When I Grow Up

AGKJ_135thMamas, don’t let your babies grow up to be cowboys
Don’t let ’em pick guitars and drive them old trucks
Make ’em be doctors and lawyers and such
(Ed Bruce, 1975)

When I was growing up if you asked an elementary school-aged kid what they wanted to be when they grew up, Cowboy was pretty high on the list, at least for boys. Farmer, Doctor or Lawyer? Not so much.

I grew up on a farm so I was exposed to it every day. We rode along with our dads when they checked the fields and at a fairly early age would drive the tractors and trucks putting out cabbage crates or apple boxes ahead of the picking crew or picking up bales of hay or boxes of harvested fruit. As a teenager I didn’t love working but, as my dad explained to me at the time. “You don’t have to work on the farm, but you have to work somewhere.” Given the alternatives, the farm wasn’t so bad and by the time I went to college I had decided that coming back to the family farm was what I wanted to do with my life.

“So where will the next generation of farmers come from?” is a question I find myself asking myself more and more as I approach my 60th birthday. Times are different and even the next generation of Bishop family members didn’t have quite the same exposure to the farm side of the business that my generation did.

I think farming gets a bad rap because a lot of the “entry level” jobs are not glamorous and involve being outdoors in all kinds of weather, but once you get past that, it can be a pretty good career choice. Farmers all over the country are looking for that next generation of farm managers, so there is pretty good upward mobility too. (I am talking about production agriculture. Farms with sustainable business models and the scale of operation to be successful.)

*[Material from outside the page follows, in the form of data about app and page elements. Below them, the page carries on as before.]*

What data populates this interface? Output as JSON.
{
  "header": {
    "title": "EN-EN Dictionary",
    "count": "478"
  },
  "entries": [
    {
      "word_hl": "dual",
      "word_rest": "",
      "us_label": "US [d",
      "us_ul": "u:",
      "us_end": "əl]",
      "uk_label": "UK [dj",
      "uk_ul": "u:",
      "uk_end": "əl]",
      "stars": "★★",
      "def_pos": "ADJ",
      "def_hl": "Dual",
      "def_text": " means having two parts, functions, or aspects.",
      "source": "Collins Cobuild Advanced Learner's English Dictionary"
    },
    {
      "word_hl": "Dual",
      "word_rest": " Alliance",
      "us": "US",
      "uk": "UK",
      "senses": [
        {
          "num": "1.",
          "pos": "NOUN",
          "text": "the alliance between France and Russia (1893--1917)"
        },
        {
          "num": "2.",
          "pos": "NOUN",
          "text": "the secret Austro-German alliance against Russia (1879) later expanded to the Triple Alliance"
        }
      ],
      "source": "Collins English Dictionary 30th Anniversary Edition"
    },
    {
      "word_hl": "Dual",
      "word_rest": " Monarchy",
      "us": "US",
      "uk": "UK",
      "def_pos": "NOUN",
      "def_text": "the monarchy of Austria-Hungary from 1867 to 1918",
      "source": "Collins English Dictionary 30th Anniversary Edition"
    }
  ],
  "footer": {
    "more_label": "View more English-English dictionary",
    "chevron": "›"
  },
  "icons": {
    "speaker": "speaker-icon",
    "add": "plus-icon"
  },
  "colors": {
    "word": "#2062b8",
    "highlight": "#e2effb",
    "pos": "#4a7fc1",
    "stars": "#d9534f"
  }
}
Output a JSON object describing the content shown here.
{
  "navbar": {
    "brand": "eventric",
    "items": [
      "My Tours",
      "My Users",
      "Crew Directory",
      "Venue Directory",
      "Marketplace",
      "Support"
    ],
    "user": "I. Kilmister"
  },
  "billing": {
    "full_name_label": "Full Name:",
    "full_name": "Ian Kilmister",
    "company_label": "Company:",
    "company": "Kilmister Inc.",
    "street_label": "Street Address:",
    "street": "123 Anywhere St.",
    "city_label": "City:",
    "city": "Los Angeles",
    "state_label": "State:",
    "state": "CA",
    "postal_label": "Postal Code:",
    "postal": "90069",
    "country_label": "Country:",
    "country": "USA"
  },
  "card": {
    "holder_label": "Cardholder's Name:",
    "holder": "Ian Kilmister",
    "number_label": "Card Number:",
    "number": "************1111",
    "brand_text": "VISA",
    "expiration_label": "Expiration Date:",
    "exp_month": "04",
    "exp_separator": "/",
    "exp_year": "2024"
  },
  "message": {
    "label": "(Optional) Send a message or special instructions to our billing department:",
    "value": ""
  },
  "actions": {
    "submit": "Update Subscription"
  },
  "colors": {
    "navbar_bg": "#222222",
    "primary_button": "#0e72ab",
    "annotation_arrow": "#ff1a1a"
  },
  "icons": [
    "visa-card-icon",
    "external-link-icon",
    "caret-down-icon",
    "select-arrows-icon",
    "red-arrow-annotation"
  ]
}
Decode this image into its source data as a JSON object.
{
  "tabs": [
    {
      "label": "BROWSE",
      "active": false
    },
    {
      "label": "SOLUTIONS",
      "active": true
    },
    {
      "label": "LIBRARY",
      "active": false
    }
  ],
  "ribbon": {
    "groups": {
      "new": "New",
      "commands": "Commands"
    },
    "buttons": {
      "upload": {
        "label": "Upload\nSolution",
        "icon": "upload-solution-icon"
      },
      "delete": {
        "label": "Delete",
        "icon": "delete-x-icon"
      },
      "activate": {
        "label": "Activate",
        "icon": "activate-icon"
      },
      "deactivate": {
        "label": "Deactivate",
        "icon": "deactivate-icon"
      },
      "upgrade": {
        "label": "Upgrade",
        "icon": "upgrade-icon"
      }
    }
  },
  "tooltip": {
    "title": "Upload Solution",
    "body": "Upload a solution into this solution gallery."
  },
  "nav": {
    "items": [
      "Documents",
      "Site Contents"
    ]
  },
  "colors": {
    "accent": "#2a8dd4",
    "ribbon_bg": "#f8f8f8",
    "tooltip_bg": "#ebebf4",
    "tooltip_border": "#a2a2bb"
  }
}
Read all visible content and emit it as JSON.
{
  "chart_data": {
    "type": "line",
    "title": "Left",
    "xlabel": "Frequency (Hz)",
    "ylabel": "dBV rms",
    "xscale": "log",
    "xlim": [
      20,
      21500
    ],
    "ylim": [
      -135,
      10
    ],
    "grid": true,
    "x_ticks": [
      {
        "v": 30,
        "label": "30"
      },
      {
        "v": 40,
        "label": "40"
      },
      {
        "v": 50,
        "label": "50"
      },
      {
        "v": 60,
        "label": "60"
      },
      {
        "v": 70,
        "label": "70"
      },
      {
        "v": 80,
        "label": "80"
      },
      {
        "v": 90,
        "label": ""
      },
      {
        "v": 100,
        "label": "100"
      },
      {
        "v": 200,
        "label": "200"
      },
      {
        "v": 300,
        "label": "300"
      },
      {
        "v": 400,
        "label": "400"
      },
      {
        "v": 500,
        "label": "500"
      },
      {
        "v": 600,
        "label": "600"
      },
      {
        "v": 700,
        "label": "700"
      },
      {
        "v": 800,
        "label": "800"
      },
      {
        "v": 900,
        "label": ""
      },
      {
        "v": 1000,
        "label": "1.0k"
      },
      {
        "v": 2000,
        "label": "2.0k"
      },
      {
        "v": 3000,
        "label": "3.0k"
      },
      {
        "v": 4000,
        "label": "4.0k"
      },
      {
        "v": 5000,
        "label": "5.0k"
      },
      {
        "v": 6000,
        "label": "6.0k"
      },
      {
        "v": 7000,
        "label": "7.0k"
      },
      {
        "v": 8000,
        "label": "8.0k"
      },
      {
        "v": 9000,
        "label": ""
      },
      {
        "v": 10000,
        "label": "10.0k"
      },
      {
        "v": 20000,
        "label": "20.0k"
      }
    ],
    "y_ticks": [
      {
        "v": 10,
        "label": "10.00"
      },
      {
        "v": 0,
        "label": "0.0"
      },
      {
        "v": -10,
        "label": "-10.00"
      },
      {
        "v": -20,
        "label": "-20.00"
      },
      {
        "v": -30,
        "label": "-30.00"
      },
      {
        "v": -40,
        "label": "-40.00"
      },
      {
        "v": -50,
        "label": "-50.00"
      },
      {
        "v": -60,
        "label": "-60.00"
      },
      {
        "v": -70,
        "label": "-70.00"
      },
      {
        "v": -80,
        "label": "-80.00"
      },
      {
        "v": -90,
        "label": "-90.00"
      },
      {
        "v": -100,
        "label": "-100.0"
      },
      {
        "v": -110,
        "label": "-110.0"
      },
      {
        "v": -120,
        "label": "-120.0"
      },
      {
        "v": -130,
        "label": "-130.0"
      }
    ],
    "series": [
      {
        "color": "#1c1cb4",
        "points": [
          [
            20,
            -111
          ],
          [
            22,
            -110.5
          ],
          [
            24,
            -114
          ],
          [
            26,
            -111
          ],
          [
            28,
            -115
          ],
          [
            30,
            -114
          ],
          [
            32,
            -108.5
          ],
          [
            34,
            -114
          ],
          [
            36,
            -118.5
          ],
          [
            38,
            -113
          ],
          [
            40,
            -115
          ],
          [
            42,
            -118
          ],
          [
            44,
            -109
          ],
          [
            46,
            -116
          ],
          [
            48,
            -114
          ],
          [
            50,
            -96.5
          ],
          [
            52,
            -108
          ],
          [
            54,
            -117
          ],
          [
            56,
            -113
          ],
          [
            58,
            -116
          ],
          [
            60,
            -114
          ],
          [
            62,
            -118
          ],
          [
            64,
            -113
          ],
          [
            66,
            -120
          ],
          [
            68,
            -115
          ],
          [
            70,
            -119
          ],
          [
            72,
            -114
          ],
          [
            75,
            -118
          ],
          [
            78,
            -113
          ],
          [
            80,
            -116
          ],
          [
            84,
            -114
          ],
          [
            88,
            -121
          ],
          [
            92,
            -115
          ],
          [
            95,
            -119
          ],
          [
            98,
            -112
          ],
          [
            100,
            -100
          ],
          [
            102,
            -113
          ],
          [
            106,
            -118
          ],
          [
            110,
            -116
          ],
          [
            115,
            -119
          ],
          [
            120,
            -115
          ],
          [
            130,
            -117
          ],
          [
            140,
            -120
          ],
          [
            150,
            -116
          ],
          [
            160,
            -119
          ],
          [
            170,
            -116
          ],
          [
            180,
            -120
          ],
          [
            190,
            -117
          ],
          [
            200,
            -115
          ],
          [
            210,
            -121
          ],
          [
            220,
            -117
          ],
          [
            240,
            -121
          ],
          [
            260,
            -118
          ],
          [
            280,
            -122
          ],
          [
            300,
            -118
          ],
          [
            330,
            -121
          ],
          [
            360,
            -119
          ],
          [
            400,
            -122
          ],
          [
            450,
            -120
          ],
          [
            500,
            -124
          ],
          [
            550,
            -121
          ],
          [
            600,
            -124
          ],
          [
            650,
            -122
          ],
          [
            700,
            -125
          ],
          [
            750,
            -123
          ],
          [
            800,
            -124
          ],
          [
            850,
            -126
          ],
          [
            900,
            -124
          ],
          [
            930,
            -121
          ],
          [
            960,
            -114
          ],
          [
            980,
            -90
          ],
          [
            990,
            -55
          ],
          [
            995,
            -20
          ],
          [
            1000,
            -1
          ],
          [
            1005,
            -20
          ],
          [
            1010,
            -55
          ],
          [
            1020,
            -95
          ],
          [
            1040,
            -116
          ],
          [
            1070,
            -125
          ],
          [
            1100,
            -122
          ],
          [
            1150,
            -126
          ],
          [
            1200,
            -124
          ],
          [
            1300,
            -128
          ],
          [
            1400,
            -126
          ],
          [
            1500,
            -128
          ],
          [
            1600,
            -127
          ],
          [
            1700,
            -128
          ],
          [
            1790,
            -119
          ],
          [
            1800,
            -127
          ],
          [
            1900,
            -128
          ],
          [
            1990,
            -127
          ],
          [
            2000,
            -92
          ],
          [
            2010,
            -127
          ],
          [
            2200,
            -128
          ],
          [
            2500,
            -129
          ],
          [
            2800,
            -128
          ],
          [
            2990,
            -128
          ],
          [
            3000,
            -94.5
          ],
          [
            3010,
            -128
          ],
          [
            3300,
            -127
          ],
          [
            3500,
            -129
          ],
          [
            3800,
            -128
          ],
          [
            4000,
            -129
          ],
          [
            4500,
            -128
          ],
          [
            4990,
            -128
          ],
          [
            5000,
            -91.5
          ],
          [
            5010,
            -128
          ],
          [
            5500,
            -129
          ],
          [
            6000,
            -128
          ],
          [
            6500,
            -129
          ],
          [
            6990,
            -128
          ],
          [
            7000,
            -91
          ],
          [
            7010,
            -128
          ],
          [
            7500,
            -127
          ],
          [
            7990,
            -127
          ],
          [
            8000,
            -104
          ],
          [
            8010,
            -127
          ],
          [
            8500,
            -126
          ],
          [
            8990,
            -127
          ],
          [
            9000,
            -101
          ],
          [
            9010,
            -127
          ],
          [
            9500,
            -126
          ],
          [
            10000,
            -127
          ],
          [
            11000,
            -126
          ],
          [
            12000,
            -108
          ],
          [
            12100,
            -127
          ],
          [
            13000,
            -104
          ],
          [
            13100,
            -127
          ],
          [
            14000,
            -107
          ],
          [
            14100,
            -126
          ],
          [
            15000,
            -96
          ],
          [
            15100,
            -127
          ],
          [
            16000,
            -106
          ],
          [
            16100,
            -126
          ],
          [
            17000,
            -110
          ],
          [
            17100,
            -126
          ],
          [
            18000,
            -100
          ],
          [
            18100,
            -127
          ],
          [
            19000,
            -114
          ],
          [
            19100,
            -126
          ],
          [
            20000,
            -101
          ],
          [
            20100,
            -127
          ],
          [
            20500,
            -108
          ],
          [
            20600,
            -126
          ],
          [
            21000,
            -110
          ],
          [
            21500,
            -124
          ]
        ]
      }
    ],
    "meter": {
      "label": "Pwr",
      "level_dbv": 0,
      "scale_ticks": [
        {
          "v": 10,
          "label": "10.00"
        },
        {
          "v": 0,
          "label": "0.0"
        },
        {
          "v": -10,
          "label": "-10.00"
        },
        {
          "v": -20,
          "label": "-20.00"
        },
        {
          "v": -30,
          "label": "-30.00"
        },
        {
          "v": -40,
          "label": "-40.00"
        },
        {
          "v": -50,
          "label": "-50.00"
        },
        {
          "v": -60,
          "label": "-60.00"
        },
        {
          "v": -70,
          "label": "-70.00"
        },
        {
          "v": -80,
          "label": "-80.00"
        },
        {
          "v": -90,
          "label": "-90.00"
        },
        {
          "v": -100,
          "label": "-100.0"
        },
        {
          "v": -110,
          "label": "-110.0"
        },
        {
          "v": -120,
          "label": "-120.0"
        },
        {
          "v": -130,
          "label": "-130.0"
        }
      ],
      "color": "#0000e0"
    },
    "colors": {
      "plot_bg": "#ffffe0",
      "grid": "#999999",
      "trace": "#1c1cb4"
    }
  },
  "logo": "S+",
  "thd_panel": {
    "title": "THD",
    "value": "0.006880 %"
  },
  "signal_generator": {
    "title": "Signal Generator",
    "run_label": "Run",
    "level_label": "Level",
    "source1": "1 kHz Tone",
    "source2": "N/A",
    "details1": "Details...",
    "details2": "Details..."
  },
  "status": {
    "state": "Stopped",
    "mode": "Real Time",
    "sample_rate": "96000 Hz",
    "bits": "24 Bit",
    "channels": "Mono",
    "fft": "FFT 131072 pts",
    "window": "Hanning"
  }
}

So… Mamas, maybe the time is right to let your babies grow up to be farmers.